This blog was born out of complaints that I had myself and that I heard from other tennis parents, so I get it – I’m not innocent in the Blame Game; in fact, far from it! But, if we just continue to complain and do nothing to change the status quo, then where does that get us?
A group of brilliant tennis minds is coming together to DO SOMETHING. There’s a brand new resource online called American Tennis Journal More >
We have seen some incredible wins by our young guns in Flushing. Stanford’s Mallory Burdette took out Timea Bacsinszky of Switzerland in her first round match in straight sets then did similar work against Lucie Hradecka (you may recognize this name as one of the silver medal doubles winners at last month’s London Olympics) of the Czech Republic in Round 2.

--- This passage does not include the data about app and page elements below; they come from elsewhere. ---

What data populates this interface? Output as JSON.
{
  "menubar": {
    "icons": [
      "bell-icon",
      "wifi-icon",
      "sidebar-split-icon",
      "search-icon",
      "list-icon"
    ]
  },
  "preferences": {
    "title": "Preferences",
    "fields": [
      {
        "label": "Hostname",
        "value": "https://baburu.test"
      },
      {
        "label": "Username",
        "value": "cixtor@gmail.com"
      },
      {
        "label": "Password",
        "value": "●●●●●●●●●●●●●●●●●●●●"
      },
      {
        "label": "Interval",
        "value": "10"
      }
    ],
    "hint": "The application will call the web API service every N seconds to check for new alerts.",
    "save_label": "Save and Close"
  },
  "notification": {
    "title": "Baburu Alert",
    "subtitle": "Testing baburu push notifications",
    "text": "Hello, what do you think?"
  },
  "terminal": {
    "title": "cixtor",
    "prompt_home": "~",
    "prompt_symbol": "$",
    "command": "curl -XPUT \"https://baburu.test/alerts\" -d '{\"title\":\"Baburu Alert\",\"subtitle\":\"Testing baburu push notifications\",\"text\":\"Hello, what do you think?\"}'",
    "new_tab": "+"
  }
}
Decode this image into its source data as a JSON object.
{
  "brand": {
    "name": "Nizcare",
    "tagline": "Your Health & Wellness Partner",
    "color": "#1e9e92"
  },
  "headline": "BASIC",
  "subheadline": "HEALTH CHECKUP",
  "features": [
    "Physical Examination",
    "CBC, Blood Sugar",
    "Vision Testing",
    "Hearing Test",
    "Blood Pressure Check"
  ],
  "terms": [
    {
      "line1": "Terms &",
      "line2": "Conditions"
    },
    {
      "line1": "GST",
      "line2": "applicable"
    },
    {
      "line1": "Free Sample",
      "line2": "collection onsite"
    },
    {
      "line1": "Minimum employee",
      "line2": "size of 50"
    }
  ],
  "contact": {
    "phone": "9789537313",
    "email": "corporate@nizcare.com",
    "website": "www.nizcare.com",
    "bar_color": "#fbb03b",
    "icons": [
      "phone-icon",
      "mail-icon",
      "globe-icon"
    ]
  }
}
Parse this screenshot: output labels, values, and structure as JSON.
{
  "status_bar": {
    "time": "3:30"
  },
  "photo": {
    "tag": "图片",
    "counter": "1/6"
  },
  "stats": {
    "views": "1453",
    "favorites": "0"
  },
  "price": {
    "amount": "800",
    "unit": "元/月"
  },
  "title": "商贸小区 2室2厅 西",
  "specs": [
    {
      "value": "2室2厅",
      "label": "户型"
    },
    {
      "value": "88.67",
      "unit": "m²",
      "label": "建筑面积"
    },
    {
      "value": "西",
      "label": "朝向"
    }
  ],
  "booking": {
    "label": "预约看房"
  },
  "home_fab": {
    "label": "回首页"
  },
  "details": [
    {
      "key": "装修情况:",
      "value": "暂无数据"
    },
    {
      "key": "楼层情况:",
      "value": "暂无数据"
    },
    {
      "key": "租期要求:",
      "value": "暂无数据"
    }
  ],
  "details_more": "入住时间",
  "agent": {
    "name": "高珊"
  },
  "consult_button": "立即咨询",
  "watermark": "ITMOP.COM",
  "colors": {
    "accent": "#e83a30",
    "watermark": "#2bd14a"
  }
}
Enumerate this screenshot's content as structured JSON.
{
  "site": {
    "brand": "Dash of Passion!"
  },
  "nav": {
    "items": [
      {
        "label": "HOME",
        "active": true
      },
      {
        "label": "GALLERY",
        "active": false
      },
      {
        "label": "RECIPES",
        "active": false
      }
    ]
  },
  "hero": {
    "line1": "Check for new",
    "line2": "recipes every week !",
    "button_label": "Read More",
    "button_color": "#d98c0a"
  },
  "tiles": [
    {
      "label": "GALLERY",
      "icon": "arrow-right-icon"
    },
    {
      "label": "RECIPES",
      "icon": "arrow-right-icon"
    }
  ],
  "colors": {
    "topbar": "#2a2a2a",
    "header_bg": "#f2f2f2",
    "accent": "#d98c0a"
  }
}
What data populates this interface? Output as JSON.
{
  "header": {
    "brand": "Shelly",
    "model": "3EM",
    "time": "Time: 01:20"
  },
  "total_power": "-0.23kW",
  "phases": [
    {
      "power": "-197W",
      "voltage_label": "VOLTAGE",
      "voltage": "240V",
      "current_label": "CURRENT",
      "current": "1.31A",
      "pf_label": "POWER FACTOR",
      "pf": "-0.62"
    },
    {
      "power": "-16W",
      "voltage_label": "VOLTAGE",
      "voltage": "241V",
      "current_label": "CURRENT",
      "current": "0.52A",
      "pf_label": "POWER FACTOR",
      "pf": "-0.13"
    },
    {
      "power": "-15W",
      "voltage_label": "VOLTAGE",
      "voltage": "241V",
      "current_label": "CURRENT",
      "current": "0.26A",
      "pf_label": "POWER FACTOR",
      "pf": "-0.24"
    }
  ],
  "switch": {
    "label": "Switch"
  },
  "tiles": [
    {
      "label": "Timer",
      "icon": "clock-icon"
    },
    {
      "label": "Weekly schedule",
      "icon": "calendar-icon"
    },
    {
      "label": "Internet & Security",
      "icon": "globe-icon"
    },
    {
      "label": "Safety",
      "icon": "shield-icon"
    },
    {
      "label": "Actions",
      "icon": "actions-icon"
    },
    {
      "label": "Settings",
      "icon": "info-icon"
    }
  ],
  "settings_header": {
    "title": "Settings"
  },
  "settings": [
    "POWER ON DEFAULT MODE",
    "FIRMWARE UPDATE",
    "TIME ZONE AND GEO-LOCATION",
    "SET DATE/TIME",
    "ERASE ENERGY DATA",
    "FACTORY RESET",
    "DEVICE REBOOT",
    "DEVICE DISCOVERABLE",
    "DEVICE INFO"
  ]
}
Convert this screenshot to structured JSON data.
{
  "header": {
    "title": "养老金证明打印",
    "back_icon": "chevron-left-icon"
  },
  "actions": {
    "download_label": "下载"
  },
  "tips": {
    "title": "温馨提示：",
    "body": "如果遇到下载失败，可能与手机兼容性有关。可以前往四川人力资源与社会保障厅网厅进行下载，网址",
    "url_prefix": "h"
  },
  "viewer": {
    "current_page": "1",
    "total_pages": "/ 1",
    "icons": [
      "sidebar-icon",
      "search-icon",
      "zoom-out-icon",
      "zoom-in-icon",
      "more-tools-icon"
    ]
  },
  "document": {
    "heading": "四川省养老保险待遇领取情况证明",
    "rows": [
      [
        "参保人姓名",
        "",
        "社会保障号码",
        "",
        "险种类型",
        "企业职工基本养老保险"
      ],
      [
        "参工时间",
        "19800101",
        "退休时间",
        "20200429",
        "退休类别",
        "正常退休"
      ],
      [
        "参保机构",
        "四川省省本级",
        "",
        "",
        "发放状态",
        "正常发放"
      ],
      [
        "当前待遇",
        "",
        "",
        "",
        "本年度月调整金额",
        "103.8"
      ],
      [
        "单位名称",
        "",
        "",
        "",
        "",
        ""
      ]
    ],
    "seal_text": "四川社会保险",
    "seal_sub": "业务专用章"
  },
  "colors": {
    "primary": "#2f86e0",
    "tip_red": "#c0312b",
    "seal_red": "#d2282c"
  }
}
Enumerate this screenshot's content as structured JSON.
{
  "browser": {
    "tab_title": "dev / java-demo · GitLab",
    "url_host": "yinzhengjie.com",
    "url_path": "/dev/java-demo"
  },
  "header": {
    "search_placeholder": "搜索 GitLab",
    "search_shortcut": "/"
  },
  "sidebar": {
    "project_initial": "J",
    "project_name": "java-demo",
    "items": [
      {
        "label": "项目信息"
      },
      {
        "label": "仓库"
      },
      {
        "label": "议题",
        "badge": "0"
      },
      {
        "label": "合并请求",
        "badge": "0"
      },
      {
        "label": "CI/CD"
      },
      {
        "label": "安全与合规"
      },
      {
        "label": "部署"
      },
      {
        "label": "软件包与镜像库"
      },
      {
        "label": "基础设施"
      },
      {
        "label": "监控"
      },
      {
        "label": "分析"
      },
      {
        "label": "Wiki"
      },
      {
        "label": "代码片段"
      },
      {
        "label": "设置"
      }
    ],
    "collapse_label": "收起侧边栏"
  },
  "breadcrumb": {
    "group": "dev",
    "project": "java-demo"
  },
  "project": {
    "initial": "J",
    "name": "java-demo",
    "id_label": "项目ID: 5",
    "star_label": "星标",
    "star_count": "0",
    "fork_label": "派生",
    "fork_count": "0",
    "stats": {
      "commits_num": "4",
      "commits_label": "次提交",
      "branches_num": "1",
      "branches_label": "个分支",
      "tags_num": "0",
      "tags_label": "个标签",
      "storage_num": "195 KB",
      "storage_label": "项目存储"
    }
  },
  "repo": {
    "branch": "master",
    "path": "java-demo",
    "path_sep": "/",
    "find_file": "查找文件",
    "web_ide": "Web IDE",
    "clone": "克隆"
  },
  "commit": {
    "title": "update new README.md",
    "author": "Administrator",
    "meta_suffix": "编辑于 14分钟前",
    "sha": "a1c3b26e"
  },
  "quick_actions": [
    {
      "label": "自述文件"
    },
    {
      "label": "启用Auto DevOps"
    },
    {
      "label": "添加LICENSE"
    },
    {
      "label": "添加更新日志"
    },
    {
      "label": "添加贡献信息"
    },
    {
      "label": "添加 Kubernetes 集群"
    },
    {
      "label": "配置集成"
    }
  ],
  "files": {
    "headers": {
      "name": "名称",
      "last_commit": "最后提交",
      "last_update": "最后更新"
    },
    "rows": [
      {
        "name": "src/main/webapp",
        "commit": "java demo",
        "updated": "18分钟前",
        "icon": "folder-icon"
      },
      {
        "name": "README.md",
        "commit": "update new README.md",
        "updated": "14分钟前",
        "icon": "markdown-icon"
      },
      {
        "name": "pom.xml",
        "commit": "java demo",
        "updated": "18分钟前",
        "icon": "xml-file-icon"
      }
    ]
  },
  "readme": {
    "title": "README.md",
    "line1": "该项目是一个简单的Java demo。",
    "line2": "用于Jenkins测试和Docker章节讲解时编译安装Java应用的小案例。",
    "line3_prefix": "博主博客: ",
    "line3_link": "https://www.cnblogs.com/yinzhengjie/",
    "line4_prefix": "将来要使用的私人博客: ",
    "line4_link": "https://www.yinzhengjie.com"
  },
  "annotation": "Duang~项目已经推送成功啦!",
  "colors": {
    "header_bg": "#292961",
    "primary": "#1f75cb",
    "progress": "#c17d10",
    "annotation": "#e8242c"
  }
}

On the men’s side, USC’s Steve Johnson (NCAA Singles Champion in 2011 and 2012) beat former University of Illinois player Rajeev Ram in the first round then partnered with Jack Sock to oust the top seeds in the Men’s More >
I know I say this a lot, and please indulge my gushy-ness here, but sometimes it’s about so much more than just the tennis.
My son and I spent this past weekend in Baltimore at the Holabird Sports-adidas All In Junior Tennis Challenge. The event was like no other tennis tournament my son has ever played. First of all, it was an open draw which meant that any player age 18 and under could play. Secondly, on-court coaching was allowed during changeovers which gave the players a chance to hear suggestions as to how they could tweak their game plan and, hopefully, improve their outcomes. Also, service lets were played, adding a college-tennis twist to the matches – for some players, it took several lets before they got in the habit of More >
Each generation imagines itself to be more intelligent than the one that went before it, and wiser than the one that comes after it. – George Orwell
Last week was quite a whirlwind in the tennis world. I spent an inordinate amount of time scrolling through Facebook posts and Twitter tweets trying to keep up with all the conversations involving the NCAA changes to college tennis and the USTA changes to junior tennis. One very positive thing that came out of all this craziness was the creation of a new Facebook group that just may be the unifying force we need.
I received the following from USTA this morning:
USTA Statement on Proposed NCAA Changes to Collegiate Tennis
The USTA is aware of the proposed format changes being made by the NCAA Division I Men’s and Women’s Tennis Committee to the NCAA Division I Men’s and Women’s Tennis Championships. Working with the Intercollegiate Tennis Association (ITA), the USTA is preparing a joint opposition letter to these changes. The letter will be distributed to the committee in advance of its Monday, August 20th meeting.
When we are confronted by challenges, we have a choice: sit back and accept them (glass half empty approach) OR take action and attempt to turn them into something positive (glass half full approach). Concerning this week’s announcement by the NCAA that it is changing the format of the Division 1 year-end tennis tournament, I’m choosing to join several of the current, future, and recently-graduated players and take action.
In a nutshell, NCAA has decided that, during its year-end tourney, (1) players will have no on-court warmup; (2) the six singles matches will play first and will play a 10-point tiebreaker in lieu of a third set; (3) changeovers will last 60 seconds instead of the current 90; (4) the three doubles matches will be More >